─── SOURCE RECORDS

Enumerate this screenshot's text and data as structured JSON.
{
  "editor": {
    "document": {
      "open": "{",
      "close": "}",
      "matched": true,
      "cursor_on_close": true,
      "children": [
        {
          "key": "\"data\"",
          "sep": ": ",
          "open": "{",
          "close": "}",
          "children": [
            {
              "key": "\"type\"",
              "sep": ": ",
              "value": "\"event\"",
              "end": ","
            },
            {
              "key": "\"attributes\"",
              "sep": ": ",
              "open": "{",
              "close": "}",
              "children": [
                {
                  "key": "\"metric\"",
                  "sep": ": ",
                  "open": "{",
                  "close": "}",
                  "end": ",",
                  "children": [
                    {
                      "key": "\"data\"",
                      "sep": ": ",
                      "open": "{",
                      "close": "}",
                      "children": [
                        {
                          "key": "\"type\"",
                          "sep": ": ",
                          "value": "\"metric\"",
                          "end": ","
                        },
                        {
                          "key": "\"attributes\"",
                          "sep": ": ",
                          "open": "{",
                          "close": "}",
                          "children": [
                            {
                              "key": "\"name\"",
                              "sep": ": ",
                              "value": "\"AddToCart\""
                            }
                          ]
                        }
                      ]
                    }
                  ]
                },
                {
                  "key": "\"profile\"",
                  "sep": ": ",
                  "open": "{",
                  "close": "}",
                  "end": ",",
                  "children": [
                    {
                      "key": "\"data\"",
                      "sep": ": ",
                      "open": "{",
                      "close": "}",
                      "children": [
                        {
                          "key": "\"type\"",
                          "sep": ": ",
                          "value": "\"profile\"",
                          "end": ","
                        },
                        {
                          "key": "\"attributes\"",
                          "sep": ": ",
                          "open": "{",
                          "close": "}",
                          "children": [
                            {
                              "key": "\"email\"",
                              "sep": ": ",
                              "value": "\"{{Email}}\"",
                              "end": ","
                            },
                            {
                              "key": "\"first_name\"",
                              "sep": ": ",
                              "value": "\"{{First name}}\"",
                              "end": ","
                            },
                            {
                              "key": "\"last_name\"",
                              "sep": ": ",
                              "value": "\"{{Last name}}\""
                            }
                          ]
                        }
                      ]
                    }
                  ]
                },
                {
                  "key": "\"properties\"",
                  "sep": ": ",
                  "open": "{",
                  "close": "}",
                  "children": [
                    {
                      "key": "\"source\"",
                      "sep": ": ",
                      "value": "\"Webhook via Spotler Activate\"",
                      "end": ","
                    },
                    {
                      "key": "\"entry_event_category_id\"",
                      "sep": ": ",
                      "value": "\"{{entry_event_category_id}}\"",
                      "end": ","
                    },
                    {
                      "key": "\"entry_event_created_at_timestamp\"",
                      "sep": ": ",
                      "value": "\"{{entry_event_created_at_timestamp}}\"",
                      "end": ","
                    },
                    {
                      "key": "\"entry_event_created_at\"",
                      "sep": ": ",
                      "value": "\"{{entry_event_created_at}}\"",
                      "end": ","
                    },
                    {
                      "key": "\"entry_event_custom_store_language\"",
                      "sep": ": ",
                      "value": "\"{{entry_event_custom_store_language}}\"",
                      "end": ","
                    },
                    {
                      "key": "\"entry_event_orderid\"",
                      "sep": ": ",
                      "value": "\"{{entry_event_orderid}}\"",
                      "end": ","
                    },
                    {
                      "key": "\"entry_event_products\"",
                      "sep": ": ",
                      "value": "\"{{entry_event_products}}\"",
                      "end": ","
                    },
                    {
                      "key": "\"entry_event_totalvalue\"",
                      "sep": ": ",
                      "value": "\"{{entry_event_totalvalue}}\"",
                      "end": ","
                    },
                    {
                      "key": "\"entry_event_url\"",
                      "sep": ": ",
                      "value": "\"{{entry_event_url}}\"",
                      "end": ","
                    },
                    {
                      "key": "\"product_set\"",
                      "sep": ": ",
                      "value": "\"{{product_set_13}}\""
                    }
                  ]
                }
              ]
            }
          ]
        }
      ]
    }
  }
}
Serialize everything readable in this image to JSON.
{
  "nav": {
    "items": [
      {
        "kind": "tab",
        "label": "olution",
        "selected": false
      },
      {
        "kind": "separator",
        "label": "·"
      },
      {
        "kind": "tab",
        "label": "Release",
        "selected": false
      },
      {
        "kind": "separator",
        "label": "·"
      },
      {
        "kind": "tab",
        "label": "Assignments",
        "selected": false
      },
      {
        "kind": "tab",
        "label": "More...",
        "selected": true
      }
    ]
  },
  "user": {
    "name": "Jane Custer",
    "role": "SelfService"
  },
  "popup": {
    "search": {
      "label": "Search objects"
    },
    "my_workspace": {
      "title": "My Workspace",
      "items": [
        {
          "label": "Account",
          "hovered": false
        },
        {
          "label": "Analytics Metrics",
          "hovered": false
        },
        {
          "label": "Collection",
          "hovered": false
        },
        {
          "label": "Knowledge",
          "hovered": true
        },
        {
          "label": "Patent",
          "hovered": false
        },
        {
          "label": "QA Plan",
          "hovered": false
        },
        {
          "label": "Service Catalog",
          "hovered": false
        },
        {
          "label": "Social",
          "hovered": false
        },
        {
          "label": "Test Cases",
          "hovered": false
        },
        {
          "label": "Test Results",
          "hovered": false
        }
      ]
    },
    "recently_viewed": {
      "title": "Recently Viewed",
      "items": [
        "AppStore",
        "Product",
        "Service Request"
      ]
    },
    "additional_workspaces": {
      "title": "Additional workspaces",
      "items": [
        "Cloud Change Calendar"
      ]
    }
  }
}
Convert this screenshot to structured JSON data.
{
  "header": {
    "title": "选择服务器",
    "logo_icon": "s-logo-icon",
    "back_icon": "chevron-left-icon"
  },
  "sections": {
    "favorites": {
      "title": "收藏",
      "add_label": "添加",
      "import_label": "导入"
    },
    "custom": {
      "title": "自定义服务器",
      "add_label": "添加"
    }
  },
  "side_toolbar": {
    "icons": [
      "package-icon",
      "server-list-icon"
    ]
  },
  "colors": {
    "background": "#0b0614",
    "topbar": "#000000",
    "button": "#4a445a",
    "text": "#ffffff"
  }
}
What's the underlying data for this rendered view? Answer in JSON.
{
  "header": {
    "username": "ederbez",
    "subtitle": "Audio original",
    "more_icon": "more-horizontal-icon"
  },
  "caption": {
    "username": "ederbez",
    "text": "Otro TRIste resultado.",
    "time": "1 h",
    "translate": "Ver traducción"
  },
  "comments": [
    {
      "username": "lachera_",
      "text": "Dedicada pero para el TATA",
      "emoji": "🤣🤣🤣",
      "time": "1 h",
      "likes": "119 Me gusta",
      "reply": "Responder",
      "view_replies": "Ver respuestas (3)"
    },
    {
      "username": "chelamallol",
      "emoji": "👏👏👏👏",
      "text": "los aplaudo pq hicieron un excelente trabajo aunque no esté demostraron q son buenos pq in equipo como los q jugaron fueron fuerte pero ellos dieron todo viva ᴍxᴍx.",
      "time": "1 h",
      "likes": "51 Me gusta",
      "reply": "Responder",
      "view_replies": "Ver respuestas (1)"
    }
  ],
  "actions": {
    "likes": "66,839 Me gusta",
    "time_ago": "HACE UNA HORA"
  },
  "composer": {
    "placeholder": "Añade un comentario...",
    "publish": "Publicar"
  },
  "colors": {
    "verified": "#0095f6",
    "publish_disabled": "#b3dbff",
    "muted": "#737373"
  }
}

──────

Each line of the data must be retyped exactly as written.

**WRITTEN RESPONSE:**
Enumerate this screenshot's text and data as structured JSON.
{
  "editor": {
    "document": {
      "open": "{",
      "close": "}",
      "matched": true,
      "cursor_on_close": true,
      "children": [
        {
          "key": "\"data\"",
          "sep": ": ",
          "open": "{",
          "close": "}",
          "children": [
            {
              "key": "\"type\"",
              "sep": ": ",
              "value": "\"event\"",
              "end": ","
            },
            {
              "key": "\"attributes\"",
              "sep": ": ",
              "open": "{",
              "close": "}",
              "children": [
                {
                  "key": "\"metric\"",
                  "sep": ": ",
                  "open": "{",
                  "close": "}",
                  "end": ",",
                  "children": [
                    {
                      "key": "\"data\"",
                      "sep": ": ",
                      "open": "{",
                      "close": "}",
                      "children": [
                        {
                          "key": "\"type\"",
                          "sep": ": ",
                          "value": "\"metric\"",
                          "end": ","
                        },
                        {
                          "key": "\"attributes\"",
                          "sep": ": ",
                          "open": "{",
                          "close": "}",
                          "children": [
                            {
                              "key": "\"name\"",
                              "sep": ": ",
                              "value": "\"AddToCart\""
                            }
                          ]
                        }
                      ]
                    }
                  ]
                },
                {
                  "key": "\"profile\"",
                  "sep": ": ",
                  "open": "{",
                  "close": "}",
                  "end": ",",
                  "children": [
                    {
                      "key": "\"data\"",
                      "sep": ": ",
                      "open": "{",
                      "close": "}",
                      "children": [
                        {
                          "key": "\"type\"",
                          "sep": ": ",
                          "value": "\"profile\"",
                          "end": ","
                        },
                        {
                          "key": "\"attributes\"",
                          "sep": ": ",
                          "open": "{",
                          "close": "}",
                          "children": [
                            {
                              "key": "\"email\"",
                              "sep": ": ",
                              "value": "\"{{Email}}\"",
                              "end": ","
                            },
                            {
                              "key": "\"first_name\"",
                              "sep": ": ",
                              "value": "\"{{First name}}\"",
                              "end": ","
                            },
                            {
                              "key": "\"last_name\"",
                              "sep": ": ",
                              "value": "\"{{Last name}}\""
                            }
                          ]
                        }
                      ]
                    }
                  ]
                },
                {
                  "key": "\"properties\"",
                  "sep": ": ",
                  "open": "{",
                  "close": "}",
                  "children": [
                    {
                      "key": "\"source\"",
                      "sep": ": ",
                      "value": "\"Webhook via Spotler Activate\"",
                      "end": ","
                    },
                    {
                      "key": "\"entry_event_category_id\"",
                      "sep": ": ",
                      "value": "\"{{entry_event_category_id}}\"",
                      "end": ","
                    },
                    {
                      "key": "\"entry_event_created_at_timestamp\"",
                      "sep": ": ",
                      "value": "\"{{entry_event_created_at_timestamp}}\"",
                      "end": ","
                    },
                    {
                      "key": "\"entry_event_created_at\"",
                      "sep": ": ",
                      "value": "\"{{entry_event_created_at}}\"",
                      "end": ","
                    },
                    {
                      "key": "\"entry_event_custom_store_language\"",
                      "sep": ": ",
                      "value": "\"{{entry_event_custom_store_language}}\"",
                      "end": ","
                    },
                    {
                      "key": "\"entry_event_orderid\"",
                      "sep": ": ",
                      "value": "\"{{entry_event_orderid}}\"",
                      "end": ","
                    },
                    {
                      "key": "\"entry_event_products\"",
                      "sep": ": ",
                      "value": "\"{{entry_event_products}}\"",
                      "end": ","
                    },
                    {
                      "key": "\"entry_event_totalvalue\"",
                      "sep": ": ",
                      "value": "\"{{entry_event_totalvalue}}\"",
                      "end": ","
                    },
                    {
                      "key": "\"entry_event_url\"",
                      "sep": ": ",
                      "value": "\"{{entry_event_url}}\"",
                      "end": ","
                    },
                    {
                      "key": "\"product_set\"",
                      "sep": ": ",
                      "value": "\"{{product_set_13}}\""
                    }
                  ]
                }
              ]
            }
          ]
        }
      ]
    }
  }
}
Serialize everything readable in this image to JSON.
{
  "nav": {
    "items": [
      {
        "kind": "tab",
        "label": "olution",
        "selected": false
      },
      {
        "kind": "separator",
        "label": "·"
      },
      {
        "kind": "tab",
        "label": "Release",
        "selected": false
      },
      {
        "kind": "separator",
        "label": "·"
      },
      {
        "kind": "tab",
        "label": "Assignments",
        "selected": false
      },
      {
        "kind": "tab",
        "label": "More...",
        "selected": true
      }
    ]
  },
  "user": {
    "name": "Jane Custer",
    "role": "SelfService"
  },
  "popup": {
    "search": {
      "label": "Search objects"
    },
    "my_workspace": {
      "title": "My Workspace",
      "items": [
        {
          "label": "Account",
          "hovered": false
        },
        {
          "label": "Analytics Metrics",
          "hovered": false
        },
        {
          "label": "Collection",
          "hovered": false
        },
        {
          "label": "Knowledge",
          "hovered": true
        },
        {
          "label": "Patent",
          "hovered": false
        },
        {
          "label": "QA Plan",
          "hovered": false
        },
        {
          "label": "Service Catalog",
          "hovered": false
        },
        {
          "label": "Social",
          "hovered": false
        },
        {
          "label": "Test Cases",
          "hovered": false
        },
        {
          "label": "Test Results",
          "hovered": false
        }
      ]
    },
    "recently_viewed": {
      "title": "Recently Viewed",
      "items": [
        "AppStore",
        "Product",
        "Service Request"
      ]
    },
    "additional_workspaces": {
      "title": "Additional workspaces",
      "items": [
        "Cloud Change Calendar"
      ]
    }
  }
}
Convert this screenshot to structured JSON data.
{
  "header": {
    "title": "选择服务器",
    "logo_icon": "s-logo-icon",
    "back_icon": "chevron-left-icon"
  },
  "sections": {
    "favorites": {
      "title": "收藏",
      "add_label": "添加",
      "import_label": "导入"
    },
    "custom": {
      "title": "自定义服务器",
      "add_label": "添加"
    }
  },
  "side_toolbar": {
    "icons": [
      "package-icon",
      "server-list-icon"
    ]
  },
  "colors": {
    "background": "#0b0614",
    "topbar": "#000000",
    "button": "#4a445a",
    "text": "#ffffff"
  }
}
What's the underlying data for this rendered view? Answer in JSON.
{
  "header": {
    "username": "ederbez",
    "subtitle": "Audio original",
    "more_icon": "more-horizontal-icon"
  },
  "caption": {
    "username": "ederbez",
    "text": "Otro TRIste resultado.",
    "time": "1 h",
    "translate": "Ver traducción"
  },
  "comments": [
    {
      "username": "lachera_",
      "text": "Dedicada pero para el TATA",
      "emoji": "🤣🤣🤣",
      "time": "1 h",
      "likes": "119 Me gusta",
      "reply": "Responder",
      "view_replies": "Ver respuestas (3)"
    },
    {
      "username": "chelamallol",
      "emoji": "👏👏👏👏",
      "text": "los aplaudo pq hicieron un excelente trabajo aunque no esté demostraron q son buenos pq in equipo como los q jugaron fueron fuerte pero ellos dieron todo viva ᴍxᴍx.",
      "time": "1 h",
      "likes": "51 Me gusta",
      "reply": "Responder",
      "view_replies": "Ver respuestas (1)"
    }
  ],
  "actions": {
    "likes": "66,839 Me gusta",
    "time_ago": "HACE UNA HORA"
  },
  "composer": {
    "placeholder": "Añade un comentario...",
    "publish": "Publicar"
  },
  "colors": {
    "verified": "#0095f6",
    "publish_disabled": "#b3dbff",
    "muted": "#737373"
  }
}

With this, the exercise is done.